Keep in mind throughout that these questions relate directly to the employer-employee relationship and not to all constraints that workers face. A laborer confined to a wheelchair due to polio, for example, is not physically restrained by his or her employer but rather by reality. Similarly, workers who are allowed to seek, but cannot find, other employment are constrained by economic conditions, not by their respective employers.
Direct Methods of Control:
1. Is the laborer paid primarily in cash or other liquid asset (e.g., company stock)?
2. Can the laborer own property on the same terms as his or her employer?
3. Is the laborer free from physical restraints?
4. Is the laborer free from psychological constraints?
5. Is the laborer not legally required to work?
6. Is the laborer inalienable (unsalable or otherwise nontransferable to another employer without his or her consent)?
7. Is the laborer incapable of owing his/her employer significant sums or of being listed as collateral security for an advance or other loan payable to his/her employer?
8. Has the worker not been subjected to “seasoning” designed to break his/her will to find other employment?
9. Does the laborer have freedom of movement in order to search for other employment?
10. Can the laborer quit without monetary or other loss?

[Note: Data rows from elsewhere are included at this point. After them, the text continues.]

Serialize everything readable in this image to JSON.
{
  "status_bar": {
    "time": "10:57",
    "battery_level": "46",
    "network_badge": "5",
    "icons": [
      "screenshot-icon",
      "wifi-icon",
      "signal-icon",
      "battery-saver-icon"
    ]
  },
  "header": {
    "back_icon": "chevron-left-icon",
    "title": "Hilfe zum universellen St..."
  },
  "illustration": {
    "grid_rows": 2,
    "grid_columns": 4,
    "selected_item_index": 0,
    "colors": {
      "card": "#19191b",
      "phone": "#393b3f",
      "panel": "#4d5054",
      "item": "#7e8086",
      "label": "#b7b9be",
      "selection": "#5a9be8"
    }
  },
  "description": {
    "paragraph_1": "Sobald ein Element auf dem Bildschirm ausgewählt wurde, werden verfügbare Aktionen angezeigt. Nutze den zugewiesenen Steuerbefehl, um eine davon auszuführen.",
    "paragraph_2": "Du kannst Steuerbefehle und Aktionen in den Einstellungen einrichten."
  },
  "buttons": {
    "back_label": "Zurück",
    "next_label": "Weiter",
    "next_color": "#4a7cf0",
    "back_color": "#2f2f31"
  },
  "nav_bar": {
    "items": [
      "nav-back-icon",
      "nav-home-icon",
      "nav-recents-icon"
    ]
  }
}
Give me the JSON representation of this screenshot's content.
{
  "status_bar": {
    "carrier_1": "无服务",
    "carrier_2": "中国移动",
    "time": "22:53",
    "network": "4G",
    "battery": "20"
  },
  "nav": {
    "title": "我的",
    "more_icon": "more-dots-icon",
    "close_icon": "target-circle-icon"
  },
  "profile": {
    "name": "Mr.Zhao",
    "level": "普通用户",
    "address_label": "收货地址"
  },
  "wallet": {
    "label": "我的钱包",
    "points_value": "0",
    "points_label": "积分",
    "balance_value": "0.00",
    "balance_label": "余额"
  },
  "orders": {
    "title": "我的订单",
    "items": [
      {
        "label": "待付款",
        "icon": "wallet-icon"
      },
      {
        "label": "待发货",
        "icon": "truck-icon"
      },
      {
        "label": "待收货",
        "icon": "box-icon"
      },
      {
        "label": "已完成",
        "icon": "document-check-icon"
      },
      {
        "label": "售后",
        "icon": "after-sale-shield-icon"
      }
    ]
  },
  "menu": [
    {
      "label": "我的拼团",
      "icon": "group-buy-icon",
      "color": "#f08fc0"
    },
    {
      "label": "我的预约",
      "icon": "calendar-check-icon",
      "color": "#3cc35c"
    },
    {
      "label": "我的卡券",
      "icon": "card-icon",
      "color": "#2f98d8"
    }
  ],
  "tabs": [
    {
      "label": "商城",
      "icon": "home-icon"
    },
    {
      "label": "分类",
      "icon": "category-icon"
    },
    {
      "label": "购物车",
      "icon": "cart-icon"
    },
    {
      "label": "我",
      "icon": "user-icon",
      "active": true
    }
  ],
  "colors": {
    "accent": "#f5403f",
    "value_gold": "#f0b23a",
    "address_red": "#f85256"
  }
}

11. Can the laborer control his/her work schedule?
12. Can the laborer control the total hours s/he works?
13. Can the laborer control the tempo of his or her work?
14. Is the laborer not legally “dead,” “socially dead,” or otherwise alienated from the formal or dominant social order?
15. Does the laborer not belong to a group that has been “dishonored?”
16. Can the laborer determine his/her own name?
17. Can the laborer determine what to consume and where to buy consumption goods?
18. Can the laborer choose his/her place of residence?
19. Is the laborer able to marry on the same terms as his or her employer?
20. Does the laborer control his or her own children on the same terms as his or her employer?Again, the argument is that less worker freedom means more negative externalities which means less growth and development. The effect is most pronounced with slaves but any increase in freedom for any worker should have beneficial effects on the overall economy. Any questions or observations on any of this?